Problem to solve: Your reply should be an exact copy of every entry, with the pictures removed.

Start of Exercise data

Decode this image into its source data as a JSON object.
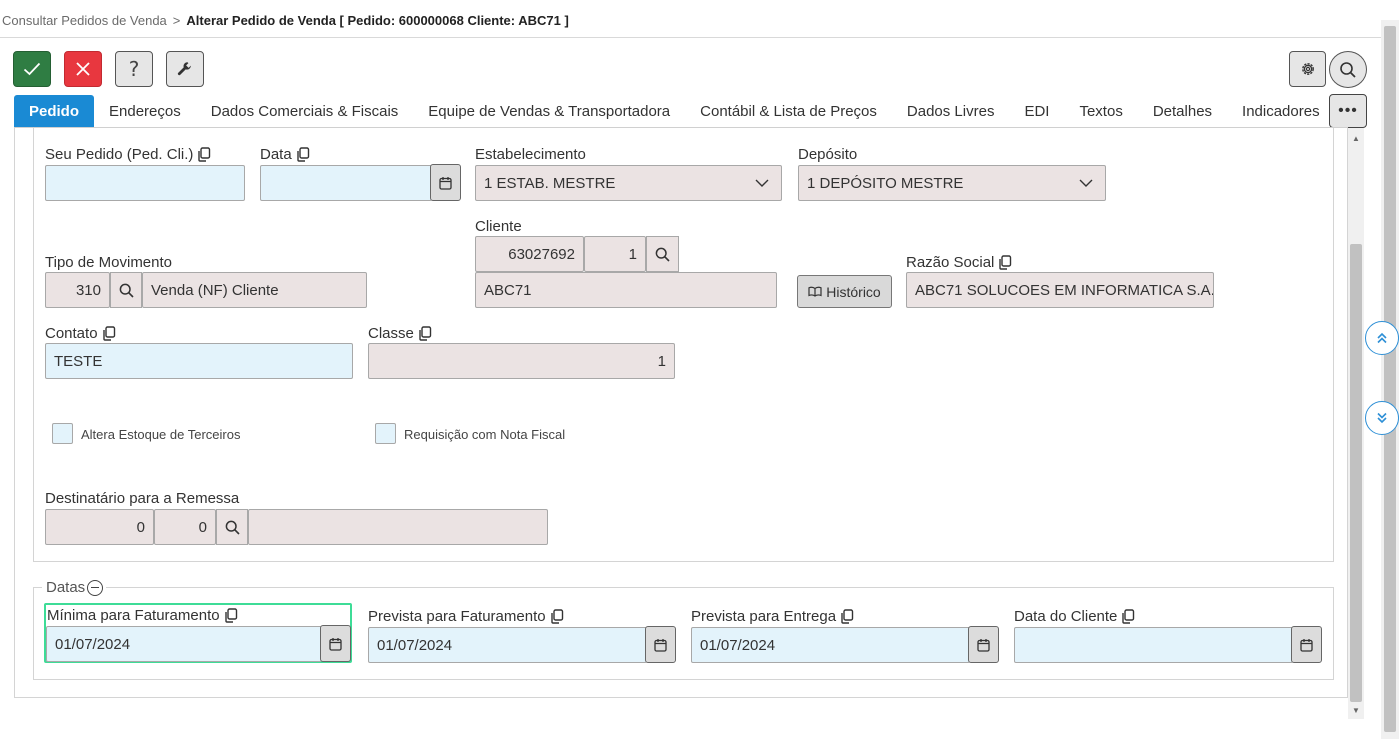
{
  "breadcrumb": {
    "parent": "Consultar Pedidos de Venda",
    "separator": ">",
    "current": "Alterar Pedido de Venda [ Pedido: 600000068 Cliente: ABC71 ]"
  },
  "toolbar": {
    "confirm_icon": "check-icon",
    "cancel_icon": "close-icon",
    "help_label": "?",
    "tools_icon": "wrench-icon",
    "settings_icon": "gear-icon",
    "search_icon": "search-icon"
  },
  "tabs": [
    {
      "label": "Pedido",
      "active": true
    },
    {
      "label": "Endereços"
    },
    {
      "label": "Dados Comerciais & Fiscais"
    },
    {
      "label": "Equipe de Vendas & Transportadora"
    },
    {
      "label": "Contábil & Lista de Preços"
    },
    {
      "label": "Dados Livres"
    },
    {
      "label": "EDI"
    },
    {
      "label": "Textos"
    },
    {
      "label": "Detalhes"
    },
    {
      "label": "Indicadores"
    }
  ],
  "tabs_more_label": "•••",
  "form": {
    "seu_pedido": {
      "label": "Seu Pedido (Ped. Cli.)",
      "value": ""
    },
    "data": {
      "label": "Data",
      "value": ""
    },
    "estabelecimento": {
      "label": "Estabelecimento",
      "value": "1 ESTAB. MESTRE"
    },
    "deposito": {
      "label": "Depósito",
      "value": "1 DEPÓSITO MESTRE"
    },
    "cliente": {
      "label": "Cliente",
      "code": "63027692",
      "seq": "1",
      "name": "ABC71"
    },
    "tipo_movimento": {
      "label": "Tipo de Movimento",
      "code": "310",
      "desc": "Venda (NF) Cliente"
    },
    "historico_label": "Histórico",
    "razao_social": {
      "label": "Razão Social",
      "value": "ABC71 SOLUCOES EM INFORMATICA S.A."
    },
    "contato": {
      "label": "Contato",
      "value": "TESTE"
    },
    "classe": {
      "label": "Classe",
      "value": "1"
    },
    "altera_estoque": {
      "label": "Altera Estoque de Terceiros",
      "checked": false
    },
    "requisicao_nf": {
      "label": "Requisição com Nota Fiscal",
      "checked": false
    },
    "destinatario": {
      "label": "Destinatário para a Remessa",
      "code1": "0",
      "code2": "0",
      "name": ""
    }
  },
  "datas": {
    "legend": "Datas",
    "minima_faturamento": {
      "label": "Mínima para Faturamento",
      "value": "01/07/2024"
    },
    "prevista_faturamento": {
      "label": "Prevista para Faturamento",
      "value": "01/07/2024"
    },
    "prevista_entrega": {
      "label": "Prevista para Entrega",
      "value": "01/07/2024"
    },
    "data_cliente": {
      "label": "Data do Cliente",
      "value": ""
    }
  },
  "colors": {
    "accent": "#1a8ad4",
    "confirm": "#2f7d43",
    "cancel": "#e8373f",
    "editable_bg": "#e3f3fb",
    "readonly_bg": "#ebe3e3",
    "focus": "#3ddc97"
  }
}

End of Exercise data

Answer to the problem:
Decode this image into its source data as a JSON object.
{
  "breadcrumb": {
    "parent": "Consultar Pedidos de Venda",
    "separator": ">",
    "current": "Alterar Pedido de Venda [ Pedido: 600000068 Cliente: ABC71 ]"
  },
  "toolbar": {
    "confirm_icon": "check-icon",
    "cancel_icon": "close-icon",
    "help_label": "?",
    "tools_icon": "wrench-icon",
    "settings_icon": "gear-icon",
    "search_icon": "search-icon"
  },
  "tabs": [
    {
      "label": "Pedido",
      "active": true
    },
    {
      "label": "Endereços"
    },
    {
      "label": "Dados Comerciais & Fiscais"
    },
    {
      "label": "Equipe de Vendas & Transportadora"
    },
    {
      "label": "Contábil & Lista de Preços"
    },
    {
      "label": "Dados Livres"
    },
    {
      "label": "EDI"
    },
    {
      "label": "Textos"
    },
    {
      "label": "Detalhes"
    },
    {
      "label": "Indicadores"
    }
  ],
  "tabs_more_label": "•••",
  "form": {
    "seu_pedido": {
      "label": "Seu Pedido (Ped. Cli.)",
      "value": ""
    },
    "data": {
      "label": "Data",
      "value": ""
    },
    "estabelecimento": {
      "label": "Estabelecimento",
      "value": "1 ESTAB. MESTRE"
    },
    "deposito": {
      "label": "Depósito",
      "value": "1 DEPÓSITO MESTRE"
    },
    "cliente": {
      "label": "Cliente",
      "code": "63027692",
      "seq": "1",
      "name": "ABC71"
    },
    "tipo_movimento": {
      "label": "Tipo de Movimento",
      "code": "310",
      "desc": "Venda (NF) Cliente"
    },
    "historico_label": "Histórico",
    "razao_social": {
      "label": "Razão Social",
      "value": "ABC71 SOLUCOES EM INFORMATICA S.A."
    },
    "contato": {
      "label": "Contato",
      "value": "TESTE"
    },
    "classe": {
      "label": "Classe",
      "value": "1"
    },
    "altera_estoque": {
      "label": "Altera Estoque de Terceiros",
      "checked": false
    },
    "requisicao_nf": {
      "label": "Requisição com Nota Fiscal",
      "checked": false
    },
    "destinatario": {
      "label": "Destinatário para a Remessa",
      "code1": "0",
      "code2": "0",
      "name": ""
    }
  },
  "datas": {
    "legend": "Datas",
    "minima_faturamento": {
      "label": "Mínima para Faturamento",
      "value": "01/07/2024"
    },
    "prevista_faturamento": {
      "label": "Prevista para Faturamento",
      "value": "01/07/2024"
    },
    "prevista_entrega": {
      "label": "Prevista para Entrega",
      "value": "01/07/2024"
    },
    "data_cliente": {
      "label": "Data do Cliente",
      "value": ""
    }
  },
  "colors": {
    "accent": "#1a8ad4",
    "confirm": "#2f7d43",
    "cancel": "#e8373f",
    "editable_bg": "#e3f3fb",
    "readonly_bg": "#ebe3e3",
    "focus": "#3ddc97"
  }
}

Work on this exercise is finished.